> _TASK PROMPT_
Take the entries below and retype them exactly.

(PROVIDED DATA)

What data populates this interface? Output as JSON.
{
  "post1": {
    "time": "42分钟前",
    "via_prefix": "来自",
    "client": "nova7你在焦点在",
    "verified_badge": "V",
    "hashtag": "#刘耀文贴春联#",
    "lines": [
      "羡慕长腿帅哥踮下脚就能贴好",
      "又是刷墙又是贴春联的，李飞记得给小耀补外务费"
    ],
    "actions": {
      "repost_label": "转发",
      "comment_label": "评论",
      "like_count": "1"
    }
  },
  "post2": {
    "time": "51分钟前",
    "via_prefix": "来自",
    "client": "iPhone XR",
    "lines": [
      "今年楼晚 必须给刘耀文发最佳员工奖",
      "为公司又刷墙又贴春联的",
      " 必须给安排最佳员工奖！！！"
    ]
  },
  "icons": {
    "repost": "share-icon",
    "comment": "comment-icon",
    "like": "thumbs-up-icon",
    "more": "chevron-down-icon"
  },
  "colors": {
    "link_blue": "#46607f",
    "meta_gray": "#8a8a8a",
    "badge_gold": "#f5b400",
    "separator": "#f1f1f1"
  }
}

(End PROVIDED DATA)

> _RESULT_
What data populates this interface? Output as JSON.
{
  "post1": {
    "time": "42分钟前",
    "via_prefix": "来自",
    "client": "nova7你在焦点在",
    "verified_badge": "V",
    "hashtag": "#刘耀文贴春联#",
    "lines": [
      "羡慕长腿帅哥踮下脚就能贴好",
      "又是刷墙又是贴春联的，李飞记得给小耀补外务费"
    ],
    "actions": {
      "repost_label": "转发",
      "comment_label": "评论",
      "like_count": "1"
    }
  },
  "post2": {
    "time": "51分钟前",
    "via_prefix": "来自",
    "client": "iPhone XR",
    "lines": [
      "今年楼晚 必须给刘耀文发最佳员工奖",
      "为公司又刷墙又贴春联的",
      " 必须给安排最佳员工奖！！！"
    ]
  },
  "icons": {
    "repost": "share-icon",
    "comment": "comment-icon",
    "like": "thumbs-up-icon",
    "more": "chevron-down-icon"
  },
  "colors": {
    "link_blue": "#46607f",
    "meta_gray": "#8a8a8a",
    "badge_gold": "#f5b400",
    "separator": "#f1f1f1"
  }
}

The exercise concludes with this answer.